  • Cal's Jamal Boykin is playing inspired basketball. He played with intensity from the opening tip, scoring 20 points and a bunch of those in the paint. The transfer from Duke has really found a home here. After one emphatic swat of a Washington shot, the fans just roared.
  • Jorge Gutierrez is still a step slow from a knee injury, yet it's clear how much he means to Cal. The guy does the dirty work, taking the charges no one else wants a part of. He also annoyed Quincy Pondexter. The Bears can only hope his health continues to improve. With 12:10 left, he looked gimpy and asked out of the game momentarily.
  • It was somewhat of a homecoming for Pondexter, who grew up in Fresno. His father Roscoe and mother Doris were in the stands watching along with his brother and sister. Pondexter didn't have his best game, but by the end of the night, he was right around his scoring average with 18 points.
  • Jerome Randle had a big night with 33 points. He had Haas Pavilion silent after going down hard in the second half, but eventually was checked by trainers and checked back in to provide one final highlight - an alley-oop to Patrick Christopher.

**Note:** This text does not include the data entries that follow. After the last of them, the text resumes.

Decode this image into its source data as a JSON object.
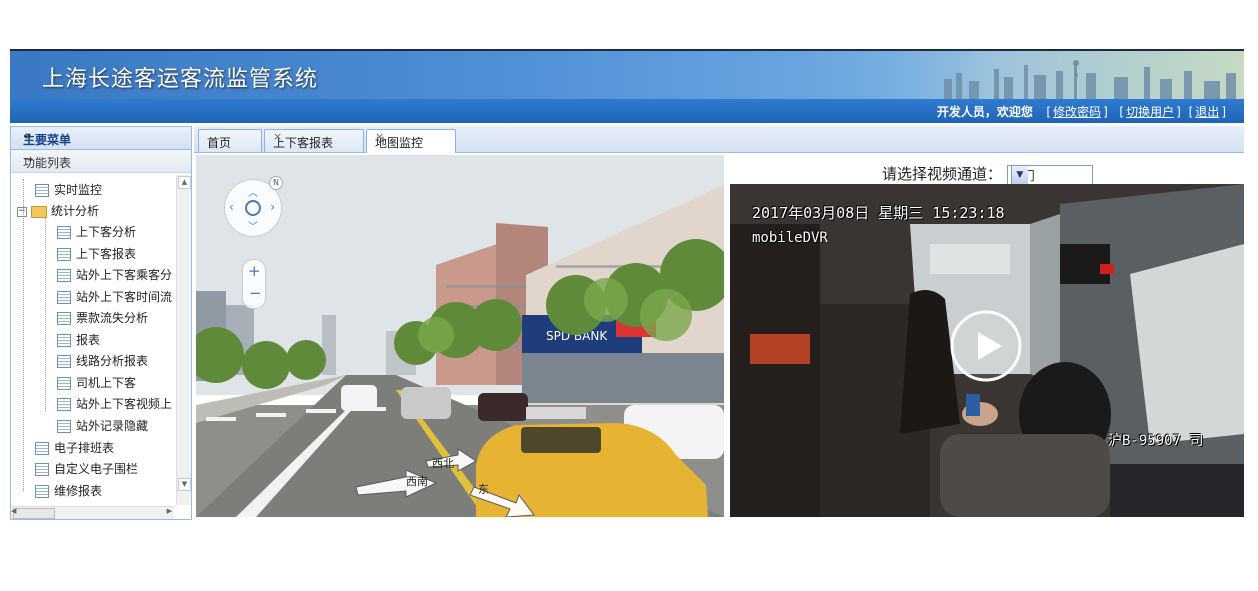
{
  "app": {
    "title": "上海长途客运客流监管系统"
  },
  "userbar": {
    "greeting": "开发人员，欢迎您",
    "links": [
      "修改密码",
      "切换用户",
      "退出"
    ]
  },
  "sidebar": {
    "header": "主要菜单",
    "collapse_glyph": "«",
    "section": "功能列表",
    "section_toggle": "−",
    "items": [
      {
        "label": "实时监控",
        "level": 1,
        "type": "leaf"
      },
      {
        "label": "统计分析",
        "level": 1,
        "type": "folder",
        "expanded": true
      },
      {
        "label": "上下客分析",
        "level": 2,
        "type": "leaf"
      },
      {
        "label": "上下客报表",
        "level": 2,
        "type": "leaf"
      },
      {
        "label": "站外上下客乘客分",
        "level": 2,
        "type": "leaf"
      },
      {
        "label": "站外上下客时间流",
        "level": 2,
        "type": "leaf"
      },
      {
        "label": "票款流失分析",
        "level": 2,
        "type": "leaf"
      },
      {
        "label": "报表",
        "level": 2,
        "type": "leaf"
      },
      {
        "label": "线路分析报表",
        "level": 2,
        "type": "leaf"
      },
      {
        "label": "司机上下客",
        "level": 2,
        "type": "leaf"
      },
      {
        "label": "站外上下客视频上",
        "level": 2,
        "type": "leaf"
      },
      {
        "label": "站外记录隐藏",
        "level": 2,
        "type": "leaf"
      },
      {
        "label": "电子排班表",
        "level": 1,
        "type": "leaf"
      },
      {
        "label": "自定义电子围栏",
        "level": 1,
        "type": "leaf"
      },
      {
        "label": "维修报表",
        "level": 1,
        "type": "leaf"
      }
    ]
  },
  "tabs": [
    {
      "label": "首页",
      "closable": false,
      "active": false
    },
    {
      "label": "上下客报表",
      "closable": true,
      "active": false
    },
    {
      "label": "地图监控",
      "closable": true,
      "active": true
    }
  ],
  "streetview": {
    "compass": "N",
    "zoom_in": "+",
    "zoom_out": "−",
    "road_labels": [
      "西北",
      "西南",
      "东"
    ],
    "bank_sign": "SPD BANK"
  },
  "video": {
    "channel_label": "请选择视频通道：",
    "channel_value": "前门",
    "timestamp": "2017年03月08日 星期三 15:23:18",
    "device": "mobileDVR",
    "plate": "沪B-95907 司"
  }
}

  • Crowd favorite Max Zhang got into the game for the first time with 22.3 seconds left. The 7-foot-3 center wasn't needed in this game since Washington forwards might have out-quicked him. Mike Montgomery likes to use Zhang to change the feel of the game, and on this night, Cal was up big the whole time.